Component data from apps and pages >>
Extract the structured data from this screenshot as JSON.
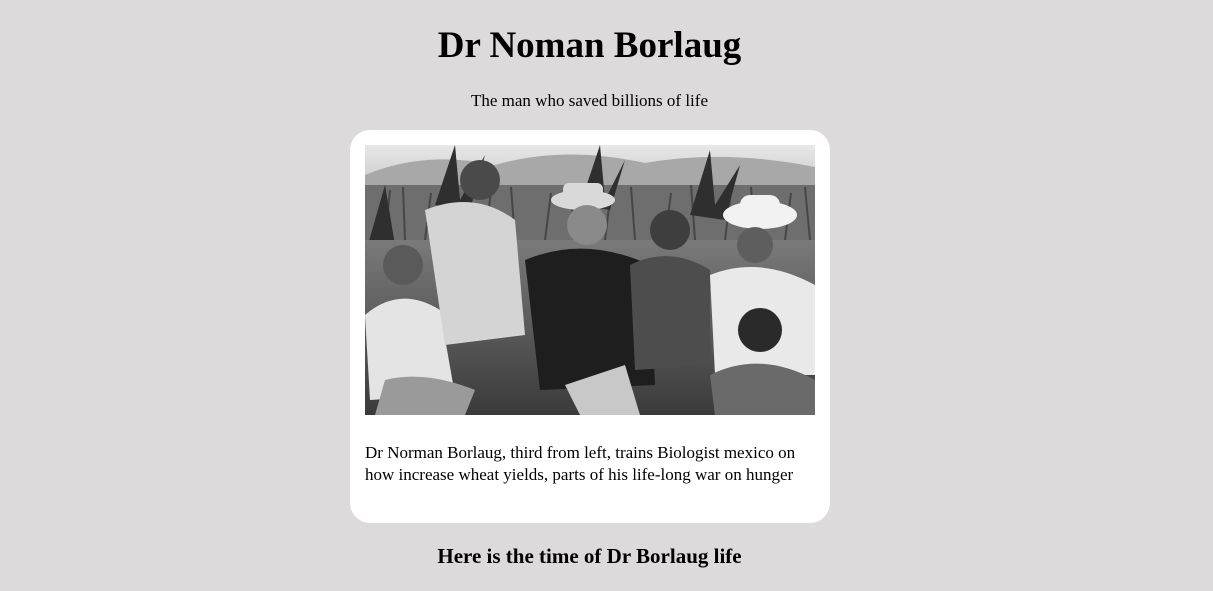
{
  "page": {
    "title": "Dr Noman Borlaug",
    "tagline": "The man who saved billions of life"
  },
  "figure": {
    "image_alt": "Dr Norman Borlaug with biologists in a field in Mexico",
    "caption": "Dr Norman Borlaug, third from left, trains Biologist mexico on how increase wheat yields, parts of his life-long war on hunger"
  },
  "tribute": {
    "heading": "Here is the time of Dr Borlaug life"
  },
  "colors": {
    "background": "#dcdadb",
    "card": "#ffffff"
  }
}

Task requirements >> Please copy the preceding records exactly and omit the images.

Response to this exercise >>
Extract the structured data from this screenshot as JSON.
{
  "page": {
    "title": "Dr Noman Borlaug",
    "tagline": "The man who saved billions of life"
  },
  "figure": {
    "image_alt": "Dr Norman Borlaug with biologists in a field in Mexico",
    "caption": "Dr Norman Borlaug, third from left, trains Biologist mexico on how increase wheat yields, parts of his life-long war on hunger"
  },
  "tribute": {
    "heading": "Here is the time of Dr Borlaug life"
  },
  "colors": {
    "background": "#dcdadb",
    "card": "#ffffff"
  }
}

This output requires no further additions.